In Discipleship Bonhoeffer urges us to make the shift from being loyal to the “idea of Christianity” to “following the personhood” of Jesus Christ. He says, “Discipleship is commitment to Christ. Because Christ exists, he must be followed. An idea about Christ, a doctrinal system, a general religious recognition of grace or forgiveness of sins does not require discipleship.” Instead, what we often buy into is what Bonhoeffer would call “cheap grace,” grace that requires little more from us than one hour a week on Sunday mornings in order to be a good consumer of the “idea” of Christianity.

Rather, Bonhoeffer calls us to recognize that grace is not cheap, but costly. In his book Bonhoeffer as Youth Worker: A Theological Vision for Discipleship and Life Together, Root summarizes Bonhoeffer’s argument:

Grace is costly, then, not because it is an idea; it is no principle, program or doctrine. Grace is costly because it is a person; it is the very Christ who calls us … Grace is costly because Jesus ministers to the world through his person, and to follow Jesus’ person is for us to be moved through our own person into ministry, into action.


So what might this look like?

In Acts 16, Paul and Silas find themselves in jail in Philippi. That night, while in jail, they hold an impromptu worship service. During the night a violent earthquake happens, and the walls of the jail come down and everyone’s chains fall off. Yet, Paul and Silas – and the other prisoners – remain where they are.

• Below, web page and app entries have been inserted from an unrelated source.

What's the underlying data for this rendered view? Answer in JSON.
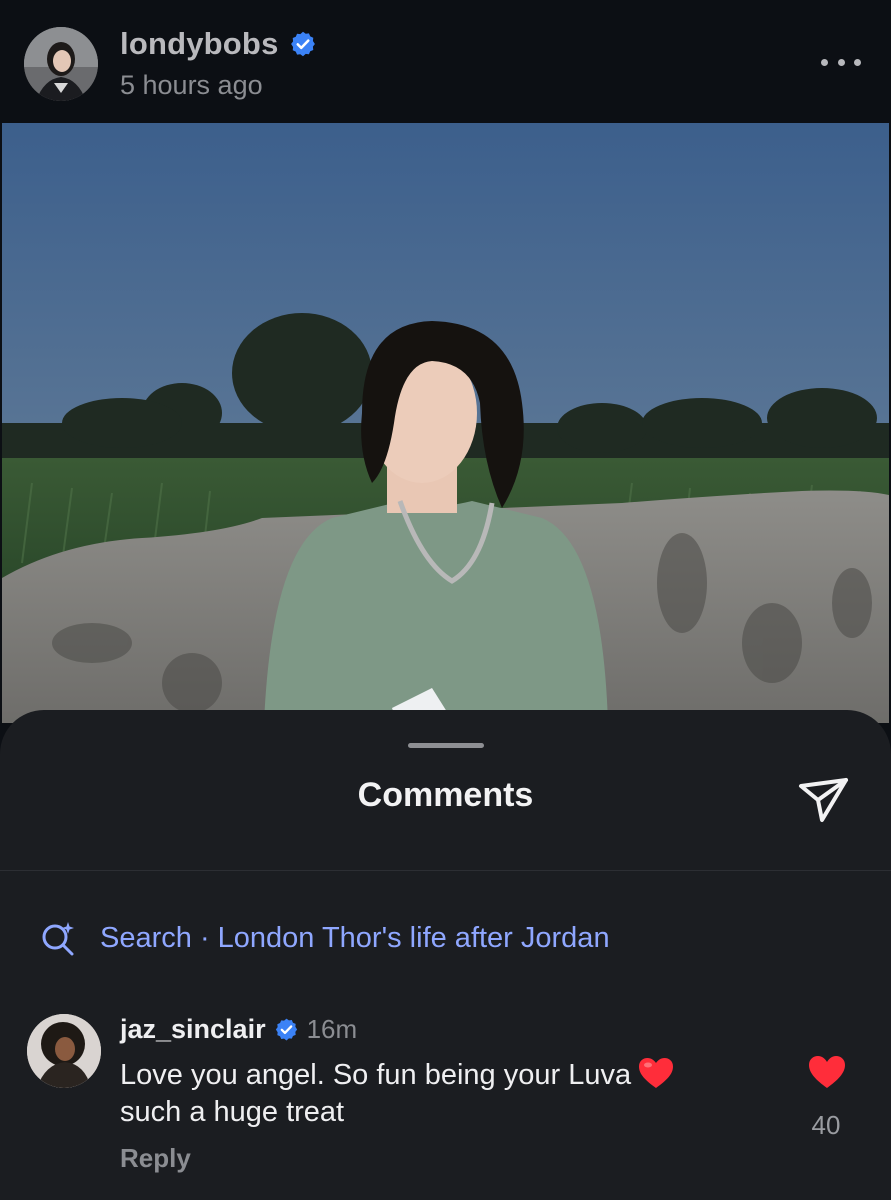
{
  "post": {
    "username": "londybobs",
    "verified": true,
    "time": "5 hours ago"
  },
  "icons": {
    "more": "more-horizontal-icon",
    "verified": "verified-badge-icon",
    "send": "send-paper-plane-icon",
    "search": "search-sparkle-icon",
    "like": "heart-filled-icon"
  },
  "colors": {
    "background": "#0c0f14",
    "sheet": "#1b1d21",
    "link": "#8fa7ff",
    "verified": "#3b82f6",
    "heart": "#ff2d3a"
  },
  "comments_sheet": {
    "title": "Comments",
    "search_label": "Search · London Thor's life after Jordan"
  },
  "comments": [
    {
      "username": "jaz_sinclair",
      "verified": true,
      "time": "16m",
      "text": "Love you angel. So fun being your Luva",
      "text_line2": "such a huge treat",
      "emoji": "red-heart",
      "reply_label": "Reply",
      "likes": "40",
      "liked": true
    }
  ]
}
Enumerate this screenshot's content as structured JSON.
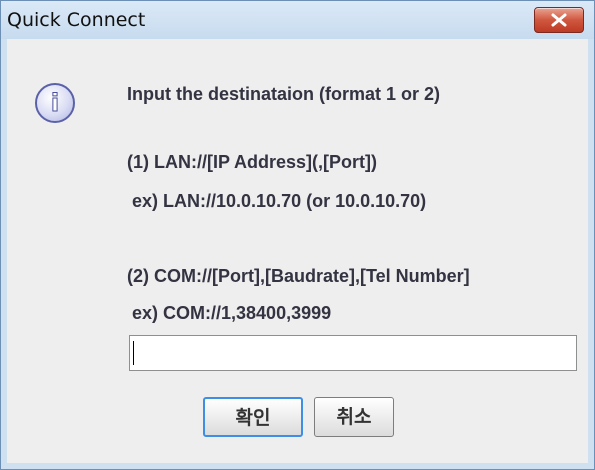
{
  "window": {
    "title": "Quick Connect",
    "close_icon": "close-icon"
  },
  "dialog": {
    "icon": "info-icon",
    "icon_glyph": "i",
    "lines": [
      "Input the destinataion (format 1 or 2)",
      "(1) LAN://[IP Address](,[Port])",
      " ex) LAN://10.0.10.70 (or 10.0.10.70)",
      "(2) COM://[Port],[Baudrate],[Tel Number]",
      " ex) COM://1,38400,3999"
    ],
    "input_value": ""
  },
  "buttons": {
    "ok_label": "확인",
    "cancel_label": "취소"
  }
}
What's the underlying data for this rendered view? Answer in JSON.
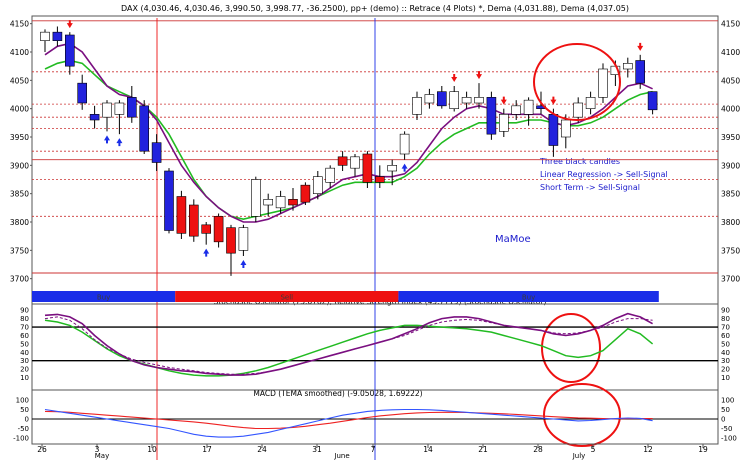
{
  "title": "DAX (4,030.46, 4,030.46, 3,990.50, 3,998.77, -36.2500), pp+ (demo) :: Retrace (4 Plots) *, Dema (4,031.88), Dema (4,037.05)",
  "watermark": "MaMoe",
  "annotation": [
    "Three black candles",
    "Linear Regression -> Sell-Signal",
    "Short Term -> Sell-Signal"
  ],
  "colors": {
    "up_white": "#ffffff",
    "down_blue": "#2222dd",
    "down_red": "#ee1111",
    "dema_fast": "#7a0f80",
    "dema_slow": "#22bb22",
    "stoch_k": "#7a0f80",
    "rsi": "#22bb22",
    "macd": "#3355ff",
    "macd_signal": "#ee2222",
    "annotation_text": "#1a1acc",
    "circle": "#ee1111",
    "band_blue": "#1a2ee8",
    "band_red": "#ee1111",
    "grid": "#cc3333"
  },
  "chart_data": [
    {
      "type": "candlestick",
      "title": "DAX (4,030.46, 4,030.46, 3,990.50, 3,998.77, -36.2500), pp+ (demo) :: Retrace (4 Plots) *, Dema (4,031.88), Dema (4,037.05)",
      "ylim": [
        3680,
        4160
      ],
      "yticks": [
        3700,
        3750,
        3800,
        3850,
        3900,
        3950,
        4000,
        4050,
        4100,
        4150
      ],
      "xticks": [
        "26",
        "3",
        "10",
        "17",
        "24",
        "31",
        "7",
        "14",
        "21",
        "28",
        "5",
        "12",
        "19"
      ],
      "months": [
        "May",
        "June",
        "July"
      ],
      "hlines_solid": [
        4155,
        3910,
        3710
      ],
      "hlines_dashed": [
        4065,
        4008,
        3985,
        3965,
        3925,
        3875,
        3810
      ],
      "candles": [
        {
          "o": 4120,
          "h": 4140,
          "l": 4100,
          "c": 4135,
          "color": "up"
        },
        {
          "o": 4135,
          "h": 4145,
          "l": 4110,
          "c": 4120,
          "color": "blue"
        },
        {
          "o": 4130,
          "h": 4135,
          "l": 4060,
          "c": 4075,
          "color": "blue"
        },
        {
          "o": 4045,
          "h": 4060,
          "l": 3998,
          "c": 4010,
          "color": "blue"
        },
        {
          "o": 3990,
          "h": 4005,
          "l": 3965,
          "c": 3980,
          "color": "blue"
        },
        {
          "o": 3985,
          "h": 4015,
          "l": 3960,
          "c": 4010,
          "color": "up"
        },
        {
          "o": 3990,
          "h": 4015,
          "l": 3955,
          "c": 4010,
          "color": "up"
        },
        {
          "o": 4020,
          "h": 4040,
          "l": 3975,
          "c": 3985,
          "color": "blue"
        },
        {
          "o": 4005,
          "h": 4015,
          "l": 3920,
          "c": 3925,
          "color": "blue"
        },
        {
          "o": 3940,
          "h": 3955,
          "l": 3890,
          "c": 3905,
          "color": "blue"
        },
        {
          "o": 3890,
          "h": 3895,
          "l": 3780,
          "c": 3785,
          "color": "blue"
        },
        {
          "o": 3845,
          "h": 3855,
          "l": 3770,
          "c": 3780,
          "color": "red"
        },
        {
          "o": 3830,
          "h": 3840,
          "l": 3765,
          "c": 3775,
          "color": "red"
        },
        {
          "o": 3795,
          "h": 3800,
          "l": 3760,
          "c": 3780,
          "color": "red"
        },
        {
          "o": 3810,
          "h": 3815,
          "l": 3755,
          "c": 3765,
          "color": "red"
        },
        {
          "o": 3790,
          "h": 3795,
          "l": 3705,
          "c": 3745,
          "color": "red"
        },
        {
          "o": 3750,
          "h": 3795,
          "l": 3740,
          "c": 3790,
          "color": "up"
        },
        {
          "o": 3810,
          "h": 3880,
          "l": 3800,
          "c": 3875,
          "color": "up"
        },
        {
          "o": 3830,
          "h": 3850,
          "l": 3810,
          "c": 3840,
          "color": "up"
        },
        {
          "o": 3825,
          "h": 3855,
          "l": 3815,
          "c": 3845,
          "color": "up"
        },
        {
          "o": 3840,
          "h": 3860,
          "l": 3820,
          "c": 3830,
          "color": "red"
        },
        {
          "o": 3835,
          "h": 3870,
          "l": 3830,
          "c": 3865,
          "color": "red"
        },
        {
          "o": 3850,
          "h": 3890,
          "l": 3840,
          "c": 3880,
          "color": "up"
        },
        {
          "o": 3870,
          "h": 3900,
          "l": 3860,
          "c": 3895,
          "color": "up"
        },
        {
          "o": 3900,
          "h": 3925,
          "l": 3890,
          "c": 3915,
          "color": "red"
        },
        {
          "o": 3915,
          "h": 3920,
          "l": 3880,
          "c": 3895,
          "color": "up"
        },
        {
          "o": 3920,
          "h": 3925,
          "l": 3860,
          "c": 3870,
          "color": "red"
        },
        {
          "o": 3880,
          "h": 3900,
          "l": 3860,
          "c": 3870,
          "color": "red"
        },
        {
          "o": 3890,
          "h": 3910,
          "l": 3865,
          "c": 3900,
          "color": "up"
        },
        {
          "o": 3920,
          "h": 3960,
          "l": 3910,
          "c": 3955,
          "color": "up"
        },
        {
          "o": 3990,
          "h": 4030,
          "l": 3980,
          "c": 4020,
          "color": "up"
        },
        {
          "o": 4010,
          "h": 4035,
          "l": 4000,
          "c": 4025,
          "color": "up"
        },
        {
          "o": 4030,
          "h": 4040,
          "l": 4000,
          "c": 4005,
          "color": "blue"
        },
        {
          "o": 4000,
          "h": 4040,
          "l": 3995,
          "c": 4030,
          "color": "up"
        },
        {
          "o": 4020,
          "h": 4030,
          "l": 4000,
          "c": 4010,
          "color": "up"
        },
        {
          "o": 4010,
          "h": 4045,
          "l": 4000,
          "c": 4020,
          "color": "up"
        },
        {
          "o": 4020,
          "h": 4030,
          "l": 3945,
          "c": 3955,
          "color": "blue"
        },
        {
          "o": 3960,
          "h": 4000,
          "l": 3950,
          "c": 3990,
          "color": "up"
        },
        {
          "o": 3990,
          "h": 4015,
          "l": 3980,
          "c": 4005,
          "color": "up"
        },
        {
          "o": 4015,
          "h": 4020,
          "l": 3970,
          "c": 3990,
          "color": "up"
        },
        {
          "o": 4005,
          "h": 4030,
          "l": 3990,
          "c": 4000,
          "color": "blue"
        },
        {
          "o": 3990,
          "h": 4000,
          "l": 3915,
          "c": 3935,
          "color": "blue"
        },
        {
          "o": 3950,
          "h": 3990,
          "l": 3930,
          "c": 3980,
          "color": "up"
        },
        {
          "o": 3985,
          "h": 4020,
          "l": 3975,
          "c": 4010,
          "color": "up"
        },
        {
          "o": 4000,
          "h": 4030,
          "l": 3990,
          "c": 4020,
          "color": "up"
        },
        {
          "o": 4020,
          "h": 4080,
          "l": 4010,
          "c": 4070,
          "color": "up"
        },
        {
          "o": 4060,
          "h": 4085,
          "l": 4040,
          "c": 4075,
          "color": "up"
        },
        {
          "o": 4070,
          "h": 4090,
          "l": 4055,
          "c": 4080,
          "color": "up"
        },
        {
          "o": 4085,
          "h": 4095,
          "l": 4035,
          "c": 4045,
          "color": "blue"
        },
        {
          "o": 4030,
          "h": 4030,
          "l": 3990,
          "c": 3998,
          "color": "blue"
        }
      ],
      "series": [
        {
          "values": [
            4095,
            4110,
            4115,
            4100,
            4070,
            4040,
            4025,
            4020,
            4005,
            3980,
            3940,
            3900,
            3870,
            3845,
            3825,
            3810,
            3800,
            3800,
            3805,
            3815,
            3825,
            3835,
            3845,
            3860,
            3875,
            3880,
            3885,
            3880,
            3880,
            3885,
            3905,
            3935,
            3965,
            3985,
            4000,
            4005,
            4000,
            3990,
            3990,
            3990,
            3990,
            3975,
            3970,
            3975,
            3985,
            4000,
            4020,
            4040,
            4045,
            4035
          ]
        },
        {
          "values": [
            4070,
            4080,
            4085,
            4080,
            4060,
            4040,
            4030,
            4020,
            4005,
            3985,
            3955,
            3915,
            3875,
            3845,
            3825,
            3810,
            3805,
            3810,
            3815,
            3820,
            3825,
            3835,
            3845,
            3855,
            3865,
            3870,
            3870,
            3870,
            3870,
            3880,
            3895,
            3920,
            3940,
            3955,
            3965,
            3975,
            3975,
            3975,
            3975,
            3980,
            3980,
            3975,
            3970,
            3970,
            3975,
            3985,
            4000,
            4015,
            4025,
            4030
          ]
        }
      ],
      "markers_down": [
        2,
        33,
        35,
        37,
        41,
        48
      ],
      "markers_up": [
        5,
        6,
        13,
        16,
        29
      ],
      "bands": [
        {
          "label": "Buy",
          "from": 0,
          "to": 11,
          "color": "blue"
        },
        {
          "label": "Sell",
          "from": 11,
          "to": 29,
          "color": "red"
        },
        {
          "label": "Buy",
          "from": 29,
          "to": 50,
          "color": "blue"
        }
      ]
    },
    {
      "type": "line",
      "title": "Stochastic Oscillator (73.6782), Relative Strength Index (49.7719) (Stochastic Oscillator)",
      "ylim": [
        0,
        95
      ],
      "yticks": [
        10,
        20,
        30,
        40,
        50,
        60,
        70,
        80,
        90
      ],
      "hlines": [
        70,
        30
      ],
      "series": [
        {
          "values": [
            84,
            85,
            82,
            74,
            60,
            48,
            38,
            30,
            25,
            22,
            20,
            18,
            17,
            15,
            14,
            13,
            13,
            14,
            17,
            20,
            24,
            28,
            32,
            36,
            40,
            44,
            48,
            52,
            56,
            62,
            68,
            75,
            80,
            82,
            82,
            80,
            76,
            72,
            70,
            68,
            66,
            62,
            60,
            62,
            66,
            72,
            80,
            86,
            82,
            74
          ]
        },
        {
          "values": [
            80,
            82,
            78,
            68,
            55,
            45,
            38,
            32,
            28,
            25,
            22,
            20,
            18,
            16,
            15,
            14,
            14,
            15,
            17,
            20,
            24,
            28,
            32,
            36,
            40,
            44,
            48,
            52,
            56,
            60,
            66,
            72,
            76,
            78,
            79,
            78,
            75,
            72,
            70,
            68,
            66,
            63,
            62,
            63,
            66,
            70,
            76,
            80,
            80,
            78
          ]
        },
        {
          "values": [
            78,
            76,
            72,
            64,
            54,
            44,
            36,
            30,
            26,
            22,
            18,
            15,
            13,
            12,
            12,
            13,
            15,
            18,
            22,
            27,
            32,
            37,
            42,
            47,
            52,
            57,
            62,
            66,
            69,
            72,
            72,
            71,
            70,
            69,
            68,
            66,
            64,
            60,
            56,
            52,
            48,
            42,
            36,
            34,
            36,
            42,
            55,
            68,
            62,
            50
          ]
        }
      ]
    },
    {
      "type": "line",
      "title": "MACD (TEMA smoothed) (-9.05028, 1.69222)",
      "ylim": [
        -110,
        110
      ],
      "yticks": [
        -100,
        -50,
        0,
        50,
        100
      ],
      "hlines": [
        0
      ],
      "series": [
        {
          "values": [
            50,
            40,
            30,
            20,
            10,
            0,
            -10,
            -20,
            -30,
            -40,
            -50,
            -65,
            -80,
            -90,
            -95,
            -95,
            -90,
            -80,
            -70,
            -55,
            -40,
            -25,
            -10,
            5,
            20,
            30,
            40,
            45,
            48,
            50,
            50,
            48,
            45,
            40,
            35,
            30,
            25,
            20,
            15,
            10,
            5,
            0,
            -5,
            -10,
            -8,
            -3,
            2,
            5,
            3,
            -9
          ]
        },
        {
          "values": [
            40,
            38,
            35,
            30,
            25,
            20,
            15,
            10,
            5,
            0,
            -5,
            -10,
            -15,
            -22,
            -30,
            -38,
            -45,
            -50,
            -50,
            -48,
            -44,
            -38,
            -30,
            -22,
            -12,
            -2,
            8,
            16,
            22,
            28,
            32,
            34,
            35,
            35,
            34,
            32,
            30,
            27,
            24,
            20,
            16,
            12,
            9,
            6,
            4,
            2,
            1,
            2,
            2,
            2
          ]
        }
      ]
    }
  ]
}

Meanwhile, the jailer begins to do the honorable thing by falling on his sword. He does this because he has bought into the idea of the “pax Romana,” or Roman peace. This idea has such a strong hold on him that it is worth taking his life for. It is in this desperate moment of despair that Paul shouts to him, “Do not harm yourself, for we are all here!” The jailer calls for lights and, rushing in, falls down trembling before Paul and Silas. Then he takes them outside and says, “Sirs, what must I do to be saved?” They answer, “Believe on the Lord Jesus, and you will be saved, you and your household.”

In this story, we see Paul and Silas coming to this man to minister to his person in his darkest moment. Or perhaps, as Root would put it, it is in his experience of the nothingness, that is, his near-death experience, that Paul and Silas come alongside him and help him to hear the call to follow Christ. When the man thinks all is lost, Paul and Silas minister to him out of their own call to follow Christ in action.

It is worth noting that Paul and Silas are not just interested in baptizing the jailer but include his whole family. All of them are now invited to hear the call of Christ to follow him as a family. It is also worth considering who it is that is actually free. It is not the jailer who is free – for he has been consumed by and made a prisoner of the Roman idea. Truthfully, it is Paul and Silas who are free. Even when they are imprisoned and bound in chains they are free, because they believe, not in an idea, but on the personhood of Jesus Christ. And it is out of this freedom that they are able to act and minister to the jailer and his family.

I wonder if as a church today we find ourselves imprisoned by our own individuality and desires for an “experience of God” and fail to hear the voice of Christ calling us to follow him. Instead of finding our freedom in Christ and following him into ministry through entering deeply into relationships with others, we allow our idea of what a worshipful experience should feel like to dictate what we do on Sunday mornings. What would it look like if we actually lived into that last line of the Great Prayer of Thanksgiving (“grant, O Lord, that your whole church may soon be gathered”)? What if we entered into the messy work of gathering our whole church around the table instead of scattering them around like beads on the floor, or organizing them according to size? What things would our children and youth point out to us? It might just be the living Christ coming to us and calling us to follow him.

Joel Van der Wal is pastor of children, youth and family at Incarnation Lutheran Church, Shoreview, Minnesota.

Photo: Bundesarchiv, Bild 183-R0211-316 / CC-BY-SA 3.0 (CC BY-SA 3.0 de), via Wikimedia Commons